No statement required.

Specifications

This monograph describes those requirements that are specific to this class of non-prescription drugs and to natural health products (NHPs). Any change to the manufacturing process that impacts the safety and efficacy of the ingredients, such as the use of novel technology (e.g. nanotechnology), requires supporting data and will be reviewed outside the monograph.

For products containing Table 1, 2 and 3 NHP medicinal ingredients only:

The finished product specifications must be established in accordance with the requirements described in the NNHPD Quality of Natural Health Products Guide. The medicinal ingredient must comply with the requirements outlined in the NHPID.

For products containing Table 4 and 5 non-prescription drug medicinal ingredients:

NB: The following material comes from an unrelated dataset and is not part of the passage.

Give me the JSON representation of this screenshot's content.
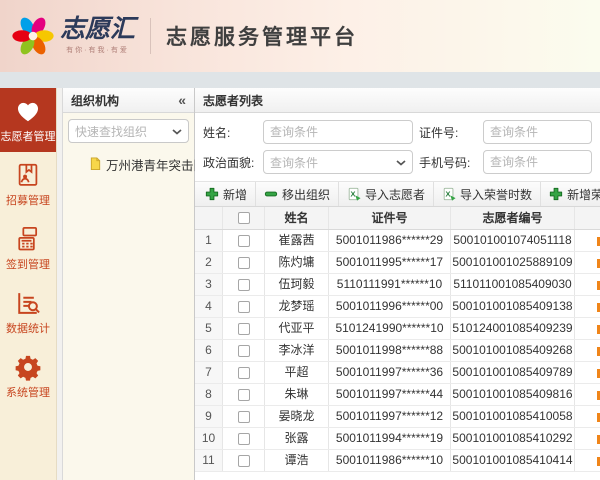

Requirements described in the Regulations to the Food and Drugs Act must be met.

DRUG FACTS TABLES (Format Optional for Self-Care Category I)

Drug Facts Table

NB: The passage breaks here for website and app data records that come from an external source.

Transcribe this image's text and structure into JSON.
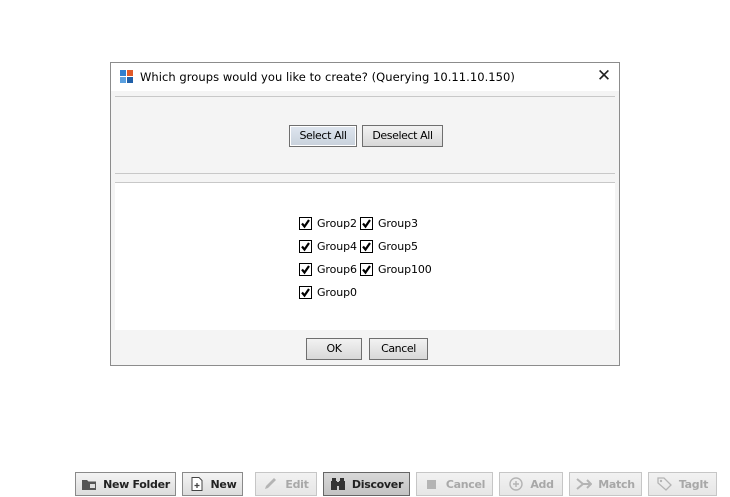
{
  "dialog": {
    "title": "Which groups would you like to create? (Querying 10.11.10.150)",
    "close_glyph": "✕",
    "select_all_label": "Select All",
    "deselect_all_label": "Deselect All",
    "groups": [
      {
        "label": "Group2",
        "checked": true
      },
      {
        "label": "Group3",
        "checked": true
      },
      {
        "label": "Group4",
        "checked": true
      },
      {
        "label": "Group5",
        "checked": true
      },
      {
        "label": "Group6",
        "checked": true
      },
      {
        "label": "Group100",
        "checked": true
      },
      {
        "label": "Group0",
        "checked": true
      }
    ],
    "ok_label": "OK",
    "cancel_label": "Cancel"
  },
  "toolbar": {
    "buttons": [
      {
        "label": "New Folder",
        "icon": "folder-icon",
        "enabled": true
      },
      {
        "label": "New",
        "icon": "new-doc-icon",
        "enabled": true
      },
      {
        "label": "Edit",
        "icon": "pencil-icon",
        "enabled": false
      },
      {
        "label": "Discover",
        "icon": "binoculars-icon",
        "enabled": true,
        "active": true
      },
      {
        "label": "Cancel",
        "icon": "stop-icon",
        "enabled": false
      },
      {
        "label": "Add",
        "icon": "plus-circle-icon",
        "enabled": false
      },
      {
        "label": "Match",
        "icon": "match-icon",
        "enabled": false
      },
      {
        "label": "TagIt",
        "icon": "tag-icon",
        "enabled": false
      }
    ]
  }
}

Drug Facts Table

Drug Facts Table

Drug Facts Table

Drug Facts Table

References

  • Compendium of therapeutics for minor ailments (CTMA). Power B et al., editors. Canadian Pharmacists Association ; 2016
  • Compendium of products for minor ailments (CPMA). Power B, et al., editors. Canadian Pharmacists Association ; 2016
  • Federal Register vol 47, No 101 May 25, 1982. pp. 22779-22905, Over the Counter Oral Healthcare and Discomfort Drugs, Establishment of a Monograph.
  • Federal Register vol 53, No 17, January 27, 1988. pp. 2457-2461, Oral Healthcare Products for Over the Counter Human Use, Proposed Rules.
  • Federal Register vol 52, No 155, August 12, 1987. pp. 30045-30057, Final Monograph for Over the Counter Antitussive Drug Products.
  • Federal Register vol 55, No 192, October 3, 1990. pp. 40381-40383, as above.
  • Federal Register vol 41, No 176, September 9, 1976. pp. 38405-38424, Cough and Cold, Allergy, Bronchodilator and Antihistamine Products for Over the Counter Use.
  • HC 2011a: Health Canada 2011. Health risks associated with the use of topical benzocaine products. Internal document. Available on Request.
  • HC 2011b: Health Canada advises Canadians of health risks involved with using benzocaine products. About Health Canada. [Updated: April 19, 2011; Accessed 2013 January 15].
  • Krinsky DL, Ferreri SP, Hemstreet B, Hume AL, Newton GD, Rollins CJ, Tietze KJ, Handbook of Nonprescription Drugs: An interactive approach for Self-Care, 19th edition. Washington (DC): American Pharmaceutical Association; 2017
  • Principles and Practice of Disinfection, Preservation and Sterilisation, edited by AD Russell, WB Hugo and GAJ Ayliffe, 1982. Blackwell Scientific Publications.
  • Remington: The Science and Practice of Pharmacy; 22nd edition. Philadelphia, PA; Pharmaceutical Press 2012
  • Third Report of the Expert Advisory Committee, Nonprescription Cough Cold Remedies, Ministry of National Health and Welfare, 1989. pp. 4-9.
  • US FDA 2011a: FDA continues to receive reports of a rare, but serious and potentially fatal adverse effect with the use of benzocaine sprays for medical procedures 04-07-2011 [Internet]. [Accessed 2011 June 6].
  • US FDA 2011b: FDA Drug Safety Communication: Reports of a rare, but serious and potentially fatal adverse effect with the use of over-the-counter (OTC) benzocaine gels and liquids applied to the gums or mouth 04-07-2011. [Internet]. [Accessed 2011 June 6].
  • US FDA 2011c: Benzocaine Topical Products: Sprays, Gels and Liquids - Risk of Methemoglobinemia. [Posted 04/07/2011] U.S. Food and Drug Administration MedWatch The FDA Safety Information and Adverse Event Reporting Program. [Internet]. [Accessed 2011 December 21].
  • US FDA 1991: US Department of Health and Human Services, Food and Drug Administration. 21 CFR Parts 356 and 369. [Docket No. 81N-0033]. Oral Health Care Drug Products for Over-the-Counter Human Use; Amendment to Tentative Final Monograph to Include OTC Relief of Oral Discomfort Drug Products. ACTION: Notice of proposed rulemaking. [Internet]. Federal Register, Volume 56, Number 185, September 24, 1991. [Accessed 2011 December 14].
  • USP DI 2006: Drug Information for the Health Care Professional. 26th edition, Volume 1. Greenwood Village (CO): Thomson Micromedex; 2006.